My neighbour does not have an ox that I covet but he does have a colony of Ivy bees (Colletes hederae) in front of these bushes.
He was concerned that our bees were coming out of the soil in his garden. I had a good idea that it was a colony of Ivy bees and went round to confirm, taking my camera with me. The colony had just started to appear with lots of males flying around frantically searching for females to mate with. From even a short distance away they look very similar to honey bees and you have to look closely to see their banded abdomen.
I must admit that I did feel envious of having a colony of Ivy bees in your own garden. I would appreciate them much more than he does. His mother was born in the house and she had never noticed them.
This is a female, I think she is beautiful.
The bees, the butterflies and the flowers are all appreciating the sun and temperatures of 26 degrees in the afternoons after the cool, rainy start to September.
I am even mellowing and starting to appreciate the Tithonia rotundifolia – the tall, orange, sunflower-like plant in the above photograph. It has gone on flowering and producing more heads than I thought it would, however, I cannot say it attracts pollinators more than a lot of the other flowers.

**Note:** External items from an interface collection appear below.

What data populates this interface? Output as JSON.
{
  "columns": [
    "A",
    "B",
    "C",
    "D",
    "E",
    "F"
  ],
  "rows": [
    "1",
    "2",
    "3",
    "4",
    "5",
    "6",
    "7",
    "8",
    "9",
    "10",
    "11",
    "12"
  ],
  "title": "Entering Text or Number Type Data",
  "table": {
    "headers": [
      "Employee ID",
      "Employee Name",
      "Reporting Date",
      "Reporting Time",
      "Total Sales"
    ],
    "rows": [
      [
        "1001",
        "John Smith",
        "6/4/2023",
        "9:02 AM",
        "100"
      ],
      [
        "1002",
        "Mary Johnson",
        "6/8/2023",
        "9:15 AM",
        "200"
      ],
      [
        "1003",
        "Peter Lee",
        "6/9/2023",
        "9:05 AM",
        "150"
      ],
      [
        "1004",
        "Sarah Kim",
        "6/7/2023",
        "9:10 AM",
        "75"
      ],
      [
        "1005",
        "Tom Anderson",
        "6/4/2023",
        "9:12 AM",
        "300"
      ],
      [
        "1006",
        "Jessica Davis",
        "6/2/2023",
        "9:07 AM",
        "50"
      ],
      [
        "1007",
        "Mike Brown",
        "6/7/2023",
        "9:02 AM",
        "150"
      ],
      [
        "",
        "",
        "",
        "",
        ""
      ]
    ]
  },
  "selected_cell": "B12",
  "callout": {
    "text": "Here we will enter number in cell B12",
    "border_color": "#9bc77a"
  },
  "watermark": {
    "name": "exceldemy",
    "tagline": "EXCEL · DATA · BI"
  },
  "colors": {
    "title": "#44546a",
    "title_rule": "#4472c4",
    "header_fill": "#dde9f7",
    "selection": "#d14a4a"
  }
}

My aster Audrey is the big attraction in the garden at the moment. This is a Brimstone butterfly ( Gonepteryx rhamni ).
This is a Meadow Brown (Maniola jurtina) and the most common butterfly around here in the garden and outside from early in the year. The Asters attract a range of butterflies.

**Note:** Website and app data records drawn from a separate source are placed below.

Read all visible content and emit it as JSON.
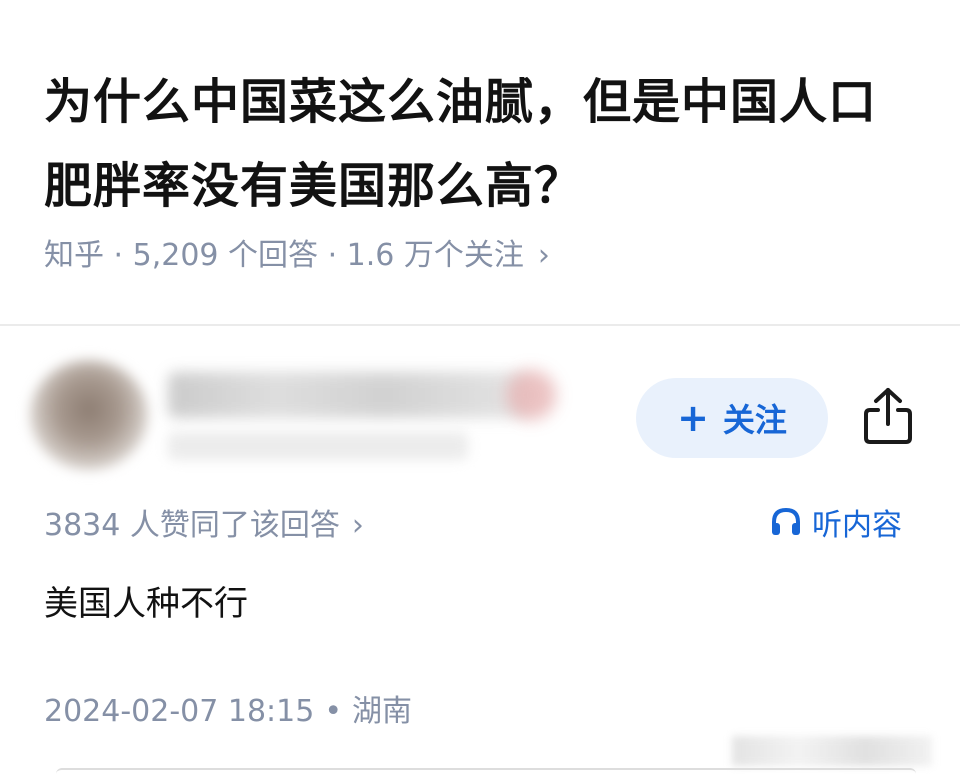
{
  "question": {
    "title": "为什么中国菜这么油腻，但是中国人口肥胖率没有美国那么高？",
    "meta": "知乎 · 5,209 个回答 · 1.6 万个关注",
    "meta_chevron": "›"
  },
  "author": {
    "follow_label": "关注",
    "follow_plus": "+"
  },
  "answer": {
    "upvote_text": "3834 人赞同了该回答",
    "upvote_chevron": "›",
    "listen_label": "听内容",
    "content": "美国人种不行",
    "date": "2024-02-07 18:15",
    "separator": "•",
    "location": "湖南"
  },
  "colors": {
    "accent": "#1766d6",
    "accent_bg": "#e9f1fc",
    "meta_gray": "#8590a6",
    "title": "#121212"
  },
  "icons": {
    "share": "share-icon",
    "headphones": "headphones-icon",
    "plus": "plus-icon"
  }
}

They also attract this cuckoo bee (Epeolus cruciger) which lays its eggs in other bees nests taking advantage of food stores left for the host bees young. Most cuckoo bees are specific to one bee genus which in this case is the Colletes.
I cannot forget the honey bees that come to the Asters as they make the most noise.
After the Asters finish flowering they push out new rooted shoots to expand. These are very easy to pull up and transplant and I have been able to increase my stock from the original single plant.
I know I am somewhat bee-centered but when you watch the antics of some other animals like this cabbage butterfly you wonder how the species survives. This poor female butterfly was doing her best to raise her abdomen and co-operate but the male was perhaps not the best choice.
I think he managed eventually to accomplish his duty but it looked as if his big white wings were getting in the way.
Autumn is a busy time in the garden. The Butternut squash have done well but we have not lifted them yet.
The tomatoes gave a super crop this year and my favourite is still Sungold as it is one of the first to fruit and the last to give up. However, despite its superior flavour a lot of people prefer the look of small red tomatoes. We grew a lot of “second hand” tomatoes which were raised by friends and planted in a random fashion that did not allow much comparison apart from saying they all tasted good and I have lots of tomato sauce frozen in the freezer for soups and other dishes in the coming months.
The strawberries keep producing too, although the raspberries are just about finished.
In fact, the vegetable garden has produced much more useful products this year than in other years and so I am inclined to adventure into new territory and I have planted onions for the first time. Theoretically, I shall be using them as needed and not storing them. Sarah Raven points out that to grow onions you should keep them free from weeds, we shall see – nothing ventured…
On the subject of food production – we have our first Gojii berries.
We planted the bushes as I read that the bees love the flowers. Mmn. so far I have not seen the bushes crowded with bees but that might be because the bushes are still small, at least I had the consolation prize of being able to crop the fresh berries. I had never tasted the fresh berries and being charitable I would call the flavour “disappointing”.
Perhaps a good choice of fruit for people who prefer a pretty colour to a full flavour?